“It’s creative and profitable,” Singer said, further adding that Reliva has no debt. “Reliva has access to 20,000 retail locations and even more important strong relationships with the leading wholesalers and distributors in the U.S.”
Singer believes that the partnership will “create an international cannabinoid leader that we believe can deliver robust revenue and profitable growth.”
In one of the statements, Singer said, “We have taken the time necessary to carefully assess the Company’s entry into the U.S. market, and we firmly believe that the combination with Reliva will create significant long-term value as Reliva provides us options to grow in hemp-derived CBD internationally. Similar to Aurora, Reliva has a strong entrepreneurial spirit and successful track record of transforming categories and creating growth brands.”
On the other hand, Miguel Martin, CEO of Reliva, said in a conversation with CNBC that the deal would increase the scale of Reliva and its international exposure while maintaining its pricing to capitalize on the U.S market during the COVID-19 pandemic.
Martin added, “All of our products retail for less than $20. When you are dealing with mass retail, it is important that you provide that type of spectrum of pricing, particularly in this market where affordability of value are particularly important.”
Although the deal is expected to impress investors, cannabis analyst Bill Kirk of MKM Partners told CNBC that the deal might have headwinds since there is a lack of clarity on edible CBD from U.S FDA and declining prices of CBD in the U.S.
Kirk believes that the deal may not excite investors and shareholders.
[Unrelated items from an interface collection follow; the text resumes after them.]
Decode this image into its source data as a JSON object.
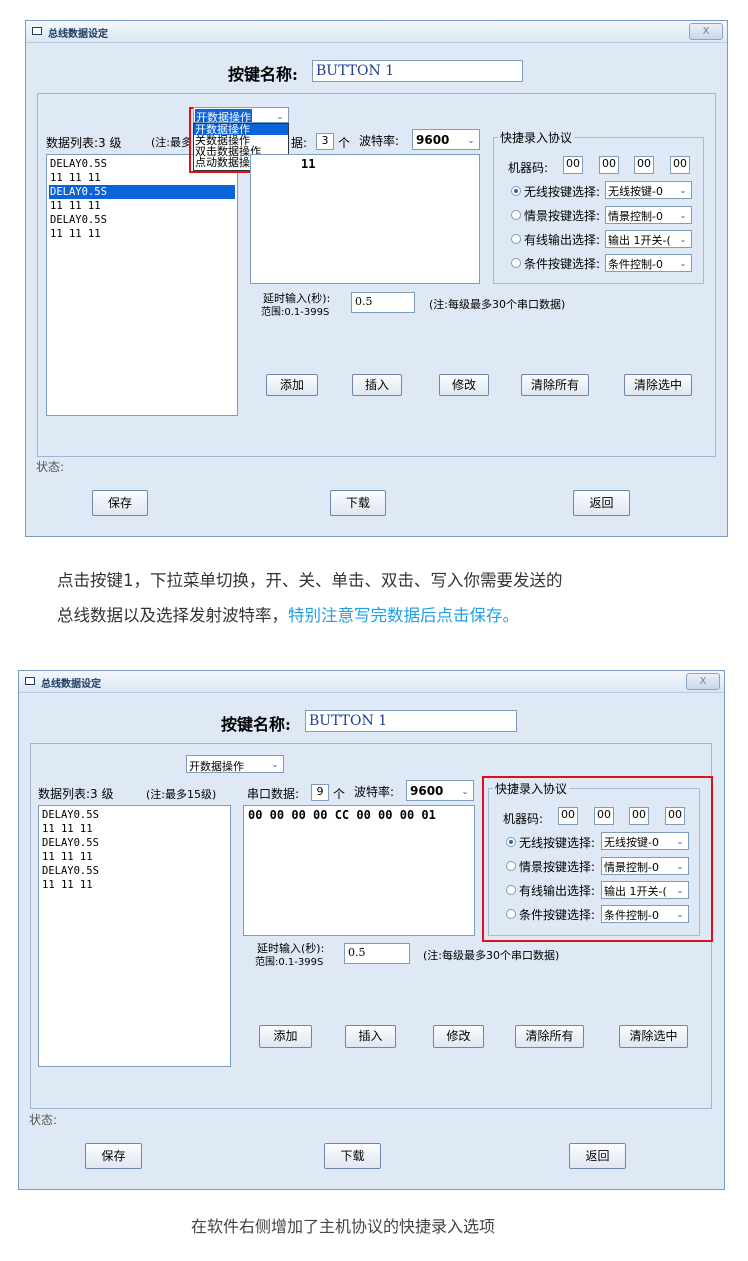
{
  "window_title": "总线数据设定",
  "close_label": "X",
  "button_name_label": "按键名称:",
  "button_name_value": "BUTTON 1",
  "operation_select": "开数据操作",
  "operation_options": [
    "开数据操作",
    "关数据操作",
    "双击数据操作",
    "点动数据操作"
  ],
  "data_list_label": "数据列表:3  级",
  "data_list_note": "(注:最多15级)",
  "data_list_note_partial": "(注:最多",
  "data_list_items": [
    "DELAY0.5S",
    "11 11 11",
    "DELAY0.5S",
    "11 11 11",
    "DELAY0.5S",
    "11 11 11"
  ],
  "serial_data_label": "串口数据:",
  "serial_data_label_partial": "据:",
  "serial_count_1": "3",
  "serial_count_2": "9",
  "serial_unit": "个",
  "baud_label": "波特率:",
  "baud_value": "9600",
  "serial_content_1": "11",
  "serial_content_2": "00 00 00 00 CC 00 00 00 01",
  "delay_label_line1": "延时输入(秒):",
  "delay_label_line2": "范围:0.1-399S",
  "delay_value": "0.5",
  "delay_note": "(注:每级最多30个串口数据)",
  "buttons": {
    "add": "添加",
    "insert": "插入",
    "modify": "修改",
    "clear_all": "清除所有",
    "clear_selected": "清除选中"
  },
  "quick": {
    "group_title": "快捷录入协议",
    "machine_code_label": "机器码:",
    "machine_codes": [
      "00",
      "00",
      "00",
      "00"
    ],
    "rows": [
      {
        "label": "无线按键选择:",
        "value": "无线按键-0"
      },
      {
        "label": "情景按键选择:",
        "value": "情景控制-0"
      },
      {
        "label": "有线输出选择:",
        "value": "输出 1开关-("
      },
      {
        "label": "条件按键选择:",
        "value": "条件控制-0"
      }
    ]
  },
  "status_label": "状态:",
  "footer": {
    "save": "保存",
    "download": "下载",
    "back": "返回"
  },
  "paragraph_line1": "点击按键1，下拉菜单切换，开、关、单击、双击、写入你需要发送的",
  "paragraph_line2_a": "总线数据以及选择发射波特率，",
  "paragraph_line2_b": "特别注意写完数据后点击保存。",
  "caption": "在软件右侧增加了主机协议的快捷录入选项",
  "colors": {
    "window_bg": "#dfe9f5",
    "selection": "#0a63d8",
    "highlight_box": "#e0101a",
    "accent_text": "#1ea0e6"
  }
}
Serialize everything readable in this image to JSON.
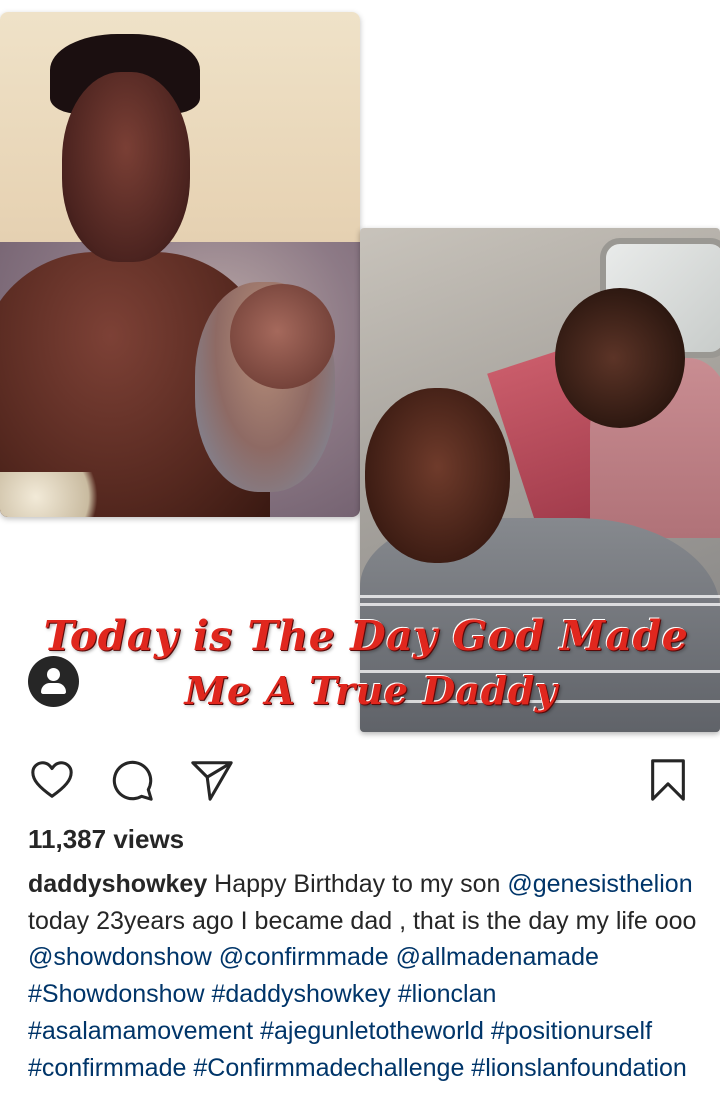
{
  "post": {
    "overlay_line1": "Today is The Day God Made",
    "overlay_line2": "Me A True Daddy",
    "views": "11,387 views",
    "caption": {
      "username": "daddyshowkey",
      "text1": " Happy Birthday to my son ",
      "mention1": "@genesisthelion",
      "text2": " today 23years ago I became dad , that is the day my life ooo ",
      "mention2": "@showdonshow",
      "mention3": "@confirmmade",
      "mention4": "@allmadenamade",
      "hashtag1": "#Showdonshow",
      "hashtag2": "#daddyshowkey",
      "hashtag3": "#lionclan",
      "hashtag4": "#asalamamovement",
      "hashtag5": "#ajegunletotheworld",
      "hashtag6": "#positionurself",
      "hashtag7": "#confirmmade",
      "hashtag8": "#Confirmmadechallenge",
      "hashtag9": "#lionslanfoundation"
    }
  },
  "icons": {
    "like": "heart-icon",
    "comment": "comment-icon",
    "share": "send-icon",
    "save": "bookmark-icon",
    "tagged_user": "user-icon"
  },
  "colors": {
    "text": "#262626",
    "link": "#003569",
    "overlay_red": "#e0271e"
  }
}
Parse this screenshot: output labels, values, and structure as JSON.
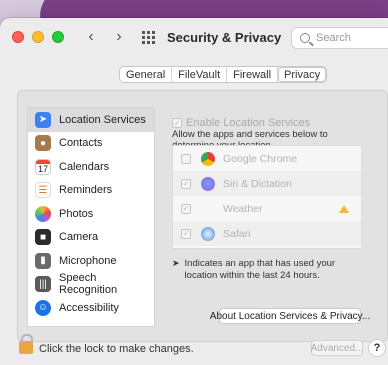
{
  "window": {
    "title": "Security & Privacy",
    "nav_back": "‹",
    "nav_forward": "›"
  },
  "search": {
    "placeholder": "Search"
  },
  "tabs": [
    {
      "label": "General",
      "active": false
    },
    {
      "label": "FileVault",
      "active": false
    },
    {
      "label": "Firewall",
      "active": false
    },
    {
      "label": "Privacy",
      "active": true
    }
  ],
  "sidebar": {
    "items": [
      {
        "label": "Location Services",
        "icon": "location-arrow-icon",
        "selected": true
      },
      {
        "label": "Contacts",
        "icon": "contacts-icon",
        "selected": false
      },
      {
        "label": "Calendars",
        "icon": "calendar-icon",
        "calendar_day": "17",
        "selected": false
      },
      {
        "label": "Reminders",
        "icon": "reminders-icon",
        "selected": false
      },
      {
        "label": "Photos",
        "icon": "photos-icon",
        "selected": false
      },
      {
        "label": "Camera",
        "icon": "camera-icon",
        "selected": false
      },
      {
        "label": "Microphone",
        "icon": "microphone-icon",
        "selected": false
      },
      {
        "label": "Speech Recognition",
        "icon": "speech-recognition-icon",
        "selected": false
      },
      {
        "label": "Accessibility",
        "icon": "accessibility-icon",
        "selected": false
      }
    ]
  },
  "location": {
    "enable_label": "Enable Location Services",
    "enable_checked": true,
    "description": "Allow the apps and services below to determine your location.",
    "apps": [
      {
        "name": "Google Chrome",
        "checked": false,
        "warning": false
      },
      {
        "name": "Siri & Dictation",
        "checked": true,
        "warning": false
      },
      {
        "name": "Weather",
        "checked": true,
        "warning": true
      },
      {
        "name": "Safari",
        "checked": true,
        "warning": false
      }
    ],
    "note": "Indicates an app that has used your location within the last 24 hours.",
    "about_button": "About Location Services & Privacy..."
  },
  "footer": {
    "lock_text": "Click the lock to make changes.",
    "advanced_button": "Advanced...",
    "help_button": "?"
  },
  "colors": {
    "selected_sidebar": "#dcdcdc",
    "accent": "#3a82f6",
    "warning": "#f3b63b"
  }
}
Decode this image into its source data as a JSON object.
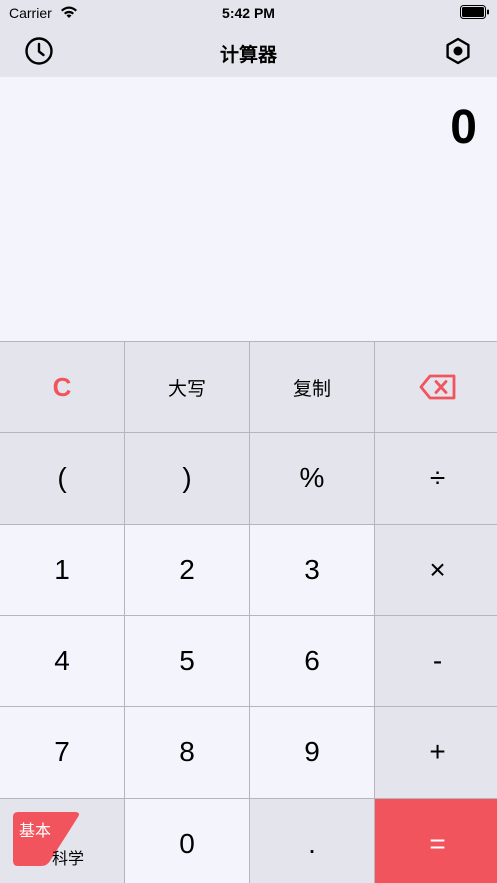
{
  "status_bar": {
    "carrier": "Carrier",
    "time": "5:42 PM"
  },
  "nav": {
    "title": "计算器",
    "history_icon": "clock-icon",
    "settings_icon": "hexagon-gear-icon"
  },
  "display": {
    "value": "0"
  },
  "keys": {
    "clear": "C",
    "uppercase": "大写",
    "copy": "复制",
    "backspace_icon": "backspace-icon",
    "lparen": "(",
    "rparen": ")",
    "percent": "%",
    "divide": "÷",
    "one": "1",
    "two": "2",
    "three": "3",
    "multiply": "×",
    "four": "4",
    "five": "5",
    "six": "6",
    "minus": "-",
    "seven": "7",
    "eight": "8",
    "nine": "9",
    "plus": "+",
    "zero": "0",
    "dot": ".",
    "equals": "="
  },
  "mode": {
    "basic": "基本",
    "scientific": "科学"
  },
  "colors": {
    "accent": "#f2545d",
    "key_light": "#f4f4fd",
    "key_gray": "#e4e4ec",
    "divider": "#b5b5bb"
  }
}
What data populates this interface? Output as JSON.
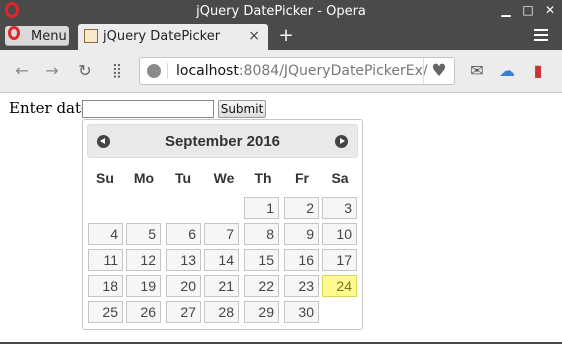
{
  "window": {
    "title": "jQuery DatePicker - Opera"
  },
  "browser": {
    "menu_label": "Menu",
    "tab_title": "jQuery DatePicker",
    "tab_close": "×",
    "new_tab": "+",
    "url_host": "localhost",
    "url_rest": ":8084/JQueryDatePickerEx/"
  },
  "form": {
    "label": "Enter date:",
    "input_value": "",
    "submit_label": "Submit"
  },
  "datepicker": {
    "title": "September 2016",
    "weekdays": [
      "Su",
      "Mo",
      "Tu",
      "We",
      "Th",
      "Fr",
      "Sa"
    ],
    "today": 24,
    "weeks": [
      [
        "",
        "",
        "",
        "",
        "1",
        "2",
        "3"
      ],
      [
        "4",
        "5",
        "6",
        "7",
        "8",
        "9",
        "10"
      ],
      [
        "11",
        "12",
        "13",
        "14",
        "15",
        "16",
        "17"
      ],
      [
        "18",
        "19",
        "20",
        "21",
        "22",
        "23",
        "24"
      ],
      [
        "25",
        "26",
        "27",
        "28",
        "29",
        "30",
        ""
      ]
    ]
  },
  "colors": {
    "today_bg": "#fffa90",
    "opera_red": "#e0262b",
    "chrome": "#4a4a4a"
  },
  "icons": [
    "opera-logo",
    "back-icon",
    "forward-icon",
    "reload-icon",
    "speed-dial-icon",
    "site-info-icon",
    "heart-icon",
    "mail-icon",
    "cloud-icon",
    "extension-icon",
    "tab-menu-icon"
  ]
}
He said, “Aurora investors are sick of the equity dilutions they are experiencing. The company has done deals using their equity, and Aurora has had to raise equity to pay expenses.”
The deal, which marks Aurora’s entry into the U.S. cannabis market, is expected to close in June.